* [WORK TO COMPLETE]:
A complete answer lists every line of the entries below where the string "title" appears.
BEGIN PROVIDED RECORDS
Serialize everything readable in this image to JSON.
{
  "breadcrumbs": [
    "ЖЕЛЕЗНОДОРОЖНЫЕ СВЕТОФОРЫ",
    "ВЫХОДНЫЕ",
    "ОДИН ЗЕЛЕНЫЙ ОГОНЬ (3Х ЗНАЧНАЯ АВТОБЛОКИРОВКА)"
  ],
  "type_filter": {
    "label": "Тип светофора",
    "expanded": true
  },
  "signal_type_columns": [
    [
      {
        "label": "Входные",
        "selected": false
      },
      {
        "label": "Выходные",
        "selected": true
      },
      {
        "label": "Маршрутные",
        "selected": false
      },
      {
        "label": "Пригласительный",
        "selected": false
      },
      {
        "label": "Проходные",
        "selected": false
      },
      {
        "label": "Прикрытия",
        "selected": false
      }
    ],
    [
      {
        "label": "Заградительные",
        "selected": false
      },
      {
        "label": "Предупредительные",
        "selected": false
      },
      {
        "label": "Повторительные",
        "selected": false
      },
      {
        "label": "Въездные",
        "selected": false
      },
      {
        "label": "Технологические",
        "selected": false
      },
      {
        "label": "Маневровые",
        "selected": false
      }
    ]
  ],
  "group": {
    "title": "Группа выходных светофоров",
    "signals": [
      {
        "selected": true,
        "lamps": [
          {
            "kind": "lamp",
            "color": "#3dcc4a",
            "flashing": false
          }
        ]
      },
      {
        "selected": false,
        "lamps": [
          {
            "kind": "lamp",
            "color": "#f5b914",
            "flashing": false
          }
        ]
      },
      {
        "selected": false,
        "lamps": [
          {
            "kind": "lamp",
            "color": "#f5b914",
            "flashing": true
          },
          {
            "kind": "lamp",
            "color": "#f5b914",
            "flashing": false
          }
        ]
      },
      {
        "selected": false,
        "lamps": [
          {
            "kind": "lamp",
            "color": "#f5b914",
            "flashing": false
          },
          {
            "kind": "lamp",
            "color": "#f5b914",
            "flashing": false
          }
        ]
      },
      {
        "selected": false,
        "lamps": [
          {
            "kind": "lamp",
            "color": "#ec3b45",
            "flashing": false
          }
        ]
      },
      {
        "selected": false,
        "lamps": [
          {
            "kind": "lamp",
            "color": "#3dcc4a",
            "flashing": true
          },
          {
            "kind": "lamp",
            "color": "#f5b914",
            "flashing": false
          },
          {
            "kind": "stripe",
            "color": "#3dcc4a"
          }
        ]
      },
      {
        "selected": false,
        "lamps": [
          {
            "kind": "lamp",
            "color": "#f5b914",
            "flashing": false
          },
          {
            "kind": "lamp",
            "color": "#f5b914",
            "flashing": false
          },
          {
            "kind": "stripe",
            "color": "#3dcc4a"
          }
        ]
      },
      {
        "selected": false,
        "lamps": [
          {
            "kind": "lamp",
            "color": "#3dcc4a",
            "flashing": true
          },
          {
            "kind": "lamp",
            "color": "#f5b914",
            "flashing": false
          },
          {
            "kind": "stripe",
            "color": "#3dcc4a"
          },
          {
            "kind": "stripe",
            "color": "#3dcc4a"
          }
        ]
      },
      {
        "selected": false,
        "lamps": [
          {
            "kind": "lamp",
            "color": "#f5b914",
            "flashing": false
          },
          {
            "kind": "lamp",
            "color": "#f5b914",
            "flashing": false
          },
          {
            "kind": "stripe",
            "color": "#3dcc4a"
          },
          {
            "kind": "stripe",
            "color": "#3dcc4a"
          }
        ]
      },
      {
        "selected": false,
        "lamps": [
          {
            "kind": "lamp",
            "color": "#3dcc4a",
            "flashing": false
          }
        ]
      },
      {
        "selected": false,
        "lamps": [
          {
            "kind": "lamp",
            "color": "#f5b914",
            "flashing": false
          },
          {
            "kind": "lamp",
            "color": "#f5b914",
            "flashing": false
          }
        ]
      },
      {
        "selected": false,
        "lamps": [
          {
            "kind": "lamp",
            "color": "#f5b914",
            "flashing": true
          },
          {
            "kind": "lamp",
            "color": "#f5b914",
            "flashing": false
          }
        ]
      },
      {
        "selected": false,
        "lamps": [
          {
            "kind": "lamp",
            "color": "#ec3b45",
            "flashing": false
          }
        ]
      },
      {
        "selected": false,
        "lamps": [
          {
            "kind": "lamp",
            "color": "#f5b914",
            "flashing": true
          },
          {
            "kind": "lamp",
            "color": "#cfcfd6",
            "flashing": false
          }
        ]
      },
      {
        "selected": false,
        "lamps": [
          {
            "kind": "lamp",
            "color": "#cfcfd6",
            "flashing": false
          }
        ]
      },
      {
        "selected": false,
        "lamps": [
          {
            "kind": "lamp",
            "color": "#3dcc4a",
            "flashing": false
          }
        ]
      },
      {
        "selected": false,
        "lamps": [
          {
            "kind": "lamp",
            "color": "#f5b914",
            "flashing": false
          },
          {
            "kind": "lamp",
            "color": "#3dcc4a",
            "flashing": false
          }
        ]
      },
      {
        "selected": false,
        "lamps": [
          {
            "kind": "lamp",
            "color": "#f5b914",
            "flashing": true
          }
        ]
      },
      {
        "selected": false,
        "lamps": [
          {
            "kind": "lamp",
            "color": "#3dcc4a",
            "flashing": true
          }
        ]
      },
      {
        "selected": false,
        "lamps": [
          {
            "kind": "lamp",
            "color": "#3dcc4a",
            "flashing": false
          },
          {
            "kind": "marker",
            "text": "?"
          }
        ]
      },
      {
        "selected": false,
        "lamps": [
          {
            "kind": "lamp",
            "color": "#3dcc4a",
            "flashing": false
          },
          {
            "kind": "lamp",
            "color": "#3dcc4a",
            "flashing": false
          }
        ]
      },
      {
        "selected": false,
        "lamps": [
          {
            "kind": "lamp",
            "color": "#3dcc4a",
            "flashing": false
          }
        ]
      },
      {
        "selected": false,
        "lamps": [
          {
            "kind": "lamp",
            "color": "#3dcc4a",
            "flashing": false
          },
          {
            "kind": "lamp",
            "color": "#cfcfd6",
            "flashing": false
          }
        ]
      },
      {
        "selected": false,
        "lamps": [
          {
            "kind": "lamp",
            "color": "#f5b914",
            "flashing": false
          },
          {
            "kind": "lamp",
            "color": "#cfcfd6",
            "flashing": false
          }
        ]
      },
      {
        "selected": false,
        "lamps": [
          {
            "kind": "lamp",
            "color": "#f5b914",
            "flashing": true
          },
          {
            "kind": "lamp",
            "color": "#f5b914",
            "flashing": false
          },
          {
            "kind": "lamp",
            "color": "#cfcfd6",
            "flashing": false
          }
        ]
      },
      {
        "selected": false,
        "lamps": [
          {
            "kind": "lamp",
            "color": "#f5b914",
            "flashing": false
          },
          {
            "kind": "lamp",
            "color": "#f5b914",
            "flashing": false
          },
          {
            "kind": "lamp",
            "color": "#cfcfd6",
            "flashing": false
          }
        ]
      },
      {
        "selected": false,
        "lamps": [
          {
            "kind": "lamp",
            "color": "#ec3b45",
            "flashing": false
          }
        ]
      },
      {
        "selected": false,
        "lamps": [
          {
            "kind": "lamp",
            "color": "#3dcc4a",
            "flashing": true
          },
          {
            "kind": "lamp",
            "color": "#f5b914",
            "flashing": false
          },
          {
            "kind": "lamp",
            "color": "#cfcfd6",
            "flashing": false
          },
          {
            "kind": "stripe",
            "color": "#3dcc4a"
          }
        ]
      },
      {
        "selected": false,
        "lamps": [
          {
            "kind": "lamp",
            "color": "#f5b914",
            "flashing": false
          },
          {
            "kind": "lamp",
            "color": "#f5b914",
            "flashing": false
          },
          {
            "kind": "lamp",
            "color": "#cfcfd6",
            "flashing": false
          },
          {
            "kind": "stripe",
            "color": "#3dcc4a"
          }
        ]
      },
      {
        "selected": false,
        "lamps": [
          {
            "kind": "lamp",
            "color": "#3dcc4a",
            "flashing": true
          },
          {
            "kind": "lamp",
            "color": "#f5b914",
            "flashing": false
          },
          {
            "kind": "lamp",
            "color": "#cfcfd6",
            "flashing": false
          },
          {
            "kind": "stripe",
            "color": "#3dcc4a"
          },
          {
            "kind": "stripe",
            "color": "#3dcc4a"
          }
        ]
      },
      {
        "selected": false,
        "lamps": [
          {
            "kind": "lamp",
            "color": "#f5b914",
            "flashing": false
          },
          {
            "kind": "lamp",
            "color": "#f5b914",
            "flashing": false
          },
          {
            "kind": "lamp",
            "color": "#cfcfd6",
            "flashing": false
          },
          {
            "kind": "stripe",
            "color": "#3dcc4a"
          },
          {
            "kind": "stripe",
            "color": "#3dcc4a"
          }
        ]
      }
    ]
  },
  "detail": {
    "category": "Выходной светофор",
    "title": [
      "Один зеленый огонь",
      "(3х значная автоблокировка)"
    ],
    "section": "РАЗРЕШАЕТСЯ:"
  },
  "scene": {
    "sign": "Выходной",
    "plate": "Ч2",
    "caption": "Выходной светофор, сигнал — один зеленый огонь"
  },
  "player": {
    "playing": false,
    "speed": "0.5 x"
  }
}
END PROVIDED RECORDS
* [TASK SOLUTION]:
    "title": "Группа выходных светофоров",
    "title": [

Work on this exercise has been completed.